■ **WORK REQUEST**
Write out all of the records precisely. Skip anything that is a picture.

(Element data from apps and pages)
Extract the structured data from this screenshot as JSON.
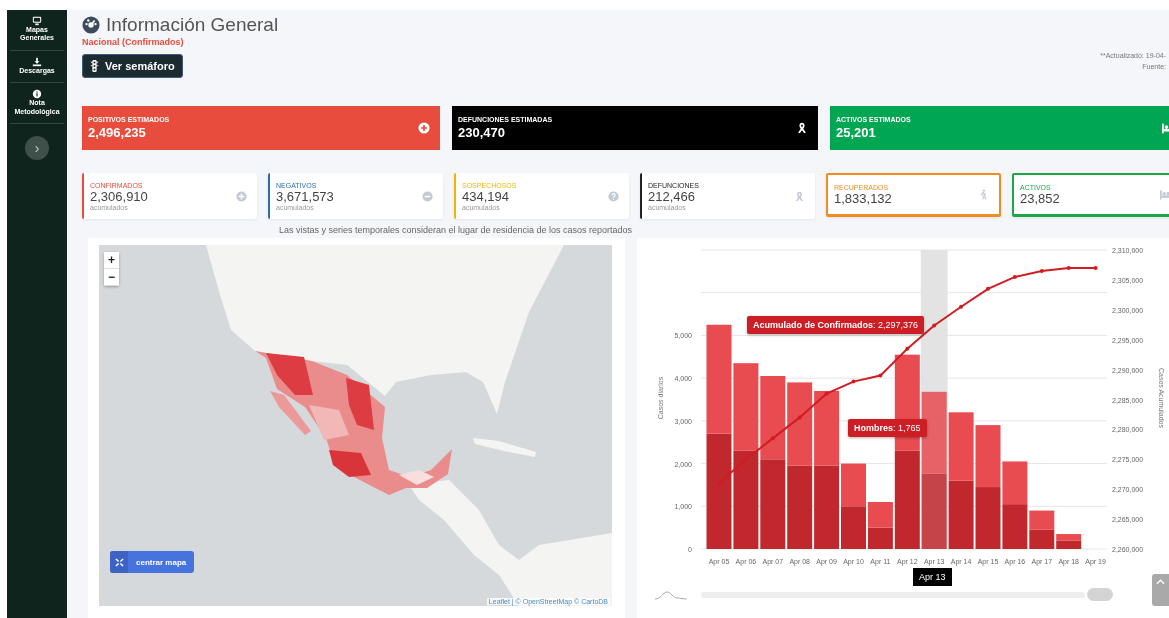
{
  "sidebar": {
    "items": [
      {
        "label": "Mapas Generales"
      },
      {
        "label": "Descargas"
      },
      {
        "label": "Nota Metodológica"
      }
    ],
    "toggle": "›"
  },
  "header": {
    "title": "Información General",
    "subtitle": "Nacional (Confirmados)",
    "semaforo_button": "Ver semáforo",
    "updated": "**Actualizado: 19-04-",
    "source": "Fuente:"
  },
  "estimated_cards": [
    {
      "label": "POSITIVOS ESTIMADOS",
      "value": "2,496,235",
      "color": "#e74c3c"
    },
    {
      "label": "DEFUNCIONES ESTIMADAS",
      "value": "230,470",
      "color": "#000000"
    },
    {
      "label": "ACTIVOS ESTIMADOS",
      "value": "25,201",
      "color": "#00a651"
    }
  ],
  "summary_cards": [
    {
      "kind": "side",
      "label": "CONFIRMADOS",
      "value": "2,306,910",
      "note": "acumulados",
      "color": "#e74c3c"
    },
    {
      "kind": "side",
      "label": "NEGATIVOS",
      "value": "3,671,573",
      "note": "acumulados",
      "color": "#2a6fb0"
    },
    {
      "kind": "side",
      "label": "SOSPECHOSOS",
      "value": "434,194",
      "note": "acumulados",
      "color": "#f4b400"
    },
    {
      "kind": "side",
      "label": "DEFUNCIONES",
      "value": "212,466",
      "note": "acumulados",
      "color": "#222222"
    },
    {
      "kind": "framed",
      "label": "RECUPERADOS",
      "value": "1,833,132",
      "color": "#ef8c22"
    },
    {
      "kind": "framed",
      "label": "ACTIVOS",
      "value": "23,852",
      "color": "#1fa64a"
    }
  ],
  "note": "Las vistas y series temporales consideran el lugar de residencia de los casos reportados",
  "map": {
    "zoom_in": "+",
    "zoom_out": "−",
    "center_button": "centrar mapa",
    "attribution": "Leaflet | © OpenStreetMap © CartoDB"
  },
  "chart": {
    "bars": {
      "chart_data": {
        "type": "bar",
        "ylabel": "Casos diarios",
        "categories": [
          "Apr 05",
          "Apr 06",
          "Apr 07",
          "Apr 08",
          "Apr 09",
          "Apr 10",
          "Apr 11",
          "Apr 12",
          "Apr 13",
          "Apr 14",
          "Apr 15",
          "Apr 16",
          "Apr 17",
          "Apr 18",
          "Apr 19"
        ],
        "series": [
          {
            "name": "Hombres",
            "color": "#c0282e",
            "values": [
              2700,
              2300,
              2100,
              1950,
              1950,
              1000,
              500,
              2300,
              1765,
              1600,
              1450,
              1050,
              450,
              200,
              0
            ]
          },
          {
            "color": "#e84b50",
            "values": [
              2550,
              2050,
              1950,
              1950,
              1750,
              1000,
              600,
              2250,
              1915,
              1600,
              1450,
              1000,
              450,
              150,
              0
            ]
          }
        ],
        "ylim": [
          0,
          7000
        ],
        "yticks": [
          0,
          {
            "value": 1000,
            "label": "1,000"
          },
          {
            "value": 2000,
            "label": "2,000"
          },
          {
            "value": 3000,
            "label": "3,000"
          },
          {
            "value": 4000,
            "label": "4,000"
          },
          {
            "value": 5000,
            "label": "5,000"
          }
        ],
        "stacked": true,
        "grid": true
      }
    },
    "cumulative": {
      "chart_data": {
        "type": "line",
        "ylabel": "Casos Acumulados",
        "series": [
          {
            "name": "Acumulado de Confirmados",
            "color": "#d01c22",
            "values": [
              2271000,
              2275000,
              2278500,
              2282000,
              2286000,
              2288000,
              2289000,
              2293500,
              2297376,
              2300500,
              2303500,
              2305500,
              2306500,
              2307000,
              2307000
            ]
          }
        ],
        "ylim": [
          2260000,
          2310000
        ],
        "yticks": [
          {
            "value": 2260000,
            "label": "2,260,000"
          },
          {
            "value": 2265000,
            "label": "2,265,000"
          },
          {
            "value": 2270000,
            "label": "2,270,000"
          },
          {
            "value": 2275000,
            "label": "2,275,000"
          },
          {
            "value": 2280000,
            "label": "2,280,000"
          },
          {
            "value": 2285000,
            "label": "2,285,000"
          },
          {
            "value": 2290000,
            "label": "2,290,000"
          },
          {
            "value": 2295000,
            "label": "2,295,000"
          },
          {
            "value": 2300000,
            "label": "2,300,000"
          },
          {
            "value": 2305000,
            "label": "2,305,000"
          },
          {
            "value": 2310000,
            "label": "2,310,000"
          }
        ]
      }
    },
    "tooltips": [
      {
        "value": ": 2,297,376"
      },
      {
        "value": ": 1,765"
      }
    ],
    "x_tooltip": "Apr 13"
  }
}
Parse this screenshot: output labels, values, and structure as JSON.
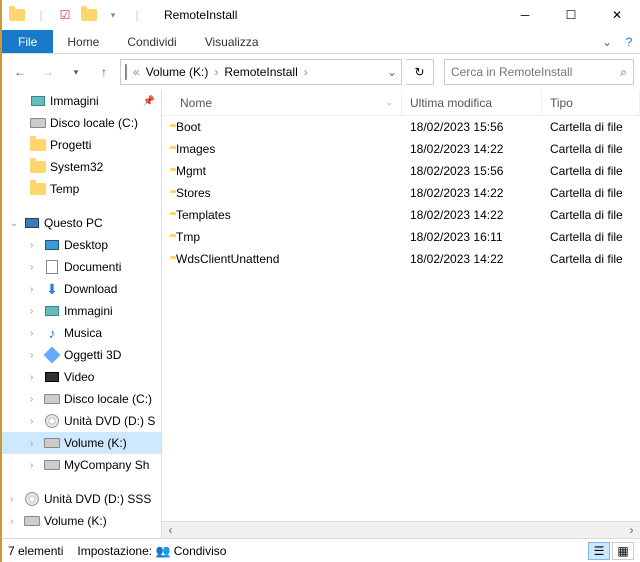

■ **FINAL ANSWER**
Extract the structured data from this screenshot as JSON.
{
  "sidebar": {
    "items": [
      {
        "label": "Mapas Generales"
      },
      {
        "label": "Descargas"
      },
      {
        "label": "Nota Metodológica"
      }
    ],
    "toggle": "›"
  },
  "header": {
    "title": "Información General",
    "subtitle": "Nacional (Confirmados)",
    "semaforo_button": "Ver semáforo",
    "updated": "**Actualizado: 19-04-",
    "source": "Fuente:"
  },
  "estimated_cards": [
    {
      "label": "POSITIVOS ESTIMADOS",
      "value": "2,496,235",
      "color": "#e74c3c"
    },
    {
      "label": "DEFUNCIONES ESTIMADAS",
      "value": "230,470",
      "color": "#000000"
    },
    {
      "label": "ACTIVOS ESTIMADOS",
      "value": "25,201",
      "color": "#00a651"
    }
  ],
  "summary_cards": [
    {
      "kind": "side",
      "label": "CONFIRMADOS",
      "value": "2,306,910",
      "note": "acumulados",
      "color": "#e74c3c"
    },
    {
      "kind": "side",
      "label": "NEGATIVOS",
      "value": "3,671,573",
      "note": "acumulados",
      "color": "#2a6fb0"
    },
    {
      "kind": "side",
      "label": "SOSPECHOSOS",
      "value": "434,194",
      "note": "acumulados",
      "color": "#f4b400"
    },
    {
      "kind": "side",
      "label": "DEFUNCIONES",
      "value": "212,466",
      "note": "acumulados",
      "color": "#222222"
    },
    {
      "kind": "framed",
      "label": "RECUPERADOS",
      "value": "1,833,132",
      "color": "#ef8c22"
    },
    {
      "kind": "framed",
      "label": "ACTIVOS",
      "value": "23,852",
      "color": "#1fa64a"
    }
  ],
  "note": "Las vistas y series temporales consideran el lugar de residencia de los casos reportados",
  "map": {
    "zoom_in": "+",
    "zoom_out": "−",
    "center_button": "centrar mapa",
    "attribution": "Leaflet | © OpenStreetMap © CartoDB"
  },
  "chart": {
    "bars": {
      "chart_data": {
        "type": "bar",
        "ylabel": "Casos diarios",
        "categories": [
          "Apr 05",
          "Apr 06",
          "Apr 07",
          "Apr 08",
          "Apr 09",
          "Apr 10",
          "Apr 11",
          "Apr 12",
          "Apr 13",
          "Apr 14",
          "Apr 15",
          "Apr 16",
          "Apr 17",
          "Apr 18",
          "Apr 19"
        ],
        "series": [
          {
            "name": "Hombres",
            "color": "#c0282e",
            "values": [
              2700,
              2300,
              2100,
              1950,
              1950,
              1000,
              500,
              2300,
              1765,
              1600,
              1450,
              1050,
              450,
              200,
              0
            ]
          },
          {
            "color": "#e84b50",
            "values": [
              2550,
              2050,
              1950,
              1950,
              1750,
              1000,
              600,
              2250,
              1915,
              1600,
              1450,
              1000,
              450,
              150,
              0
            ]
          }
        ],
        "ylim": [
          0,
          7000
        ],
        "yticks": [
          0,
          {
            "value": 1000,
            "label": "1,000"
          },
          {
            "value": 2000,
            "label": "2,000"
          },
          {
            "value": 3000,
            "label": "3,000"
          },
          {
            "value": 4000,
            "label": "4,000"
          },
          {
            "value": 5000,
            "label": "5,000"
          }
        ],
        "stacked": true,
        "grid": true
      }
    },
    "cumulative": {
      "chart_data": {
        "type": "line",
        "ylabel": "Casos Acumulados",
        "series": [
          {
            "name": "Acumulado de Confirmados",
            "color": "#d01c22",
            "values": [
              2271000,
              2275000,
              2278500,
              2282000,
              2286000,
              2288000,
              2289000,
              2293500,
              2297376,
              2300500,
              2303500,
              2305500,
              2306500,
              2307000,
              2307000
            ]
          }
        ],
        "ylim": [
          2260000,
          2310000
        ],
        "yticks": [
          {
            "value": 2260000,
            "label": "2,260,000"
          },
          {
            "value": 2265000,
            "label": "2,265,000"
          },
          {
            "value": 2270000,
            "label": "2,270,000"
          },
          {
            "value": 2275000,
            "label": "2,275,000"
          },
          {
            "value": 2280000,
            "label": "2,280,000"
          },
          {
            "value": 2285000,
            "label": "2,285,000"
          },
          {
            "value": 2290000,
            "label": "2,290,000"
          },
          {
            "value": 2295000,
            "label": "2,295,000"
          },
          {
            "value": 2300000,
            "label": "2,300,000"
          },
          {
            "value": 2305000,
            "label": "2,305,000"
          },
          {
            "value": 2310000,
            "label": "2,310,000"
          }
        ]
      }
    },
    "tooltips": [
      {
        "value": ": 2,297,376"
      },
      {
        "value": ": 1,765"
      }
    ],
    "x_tooltip": "Apr 13"
  }
}
Parse this screenshot: output labels, values, and structure as JSON.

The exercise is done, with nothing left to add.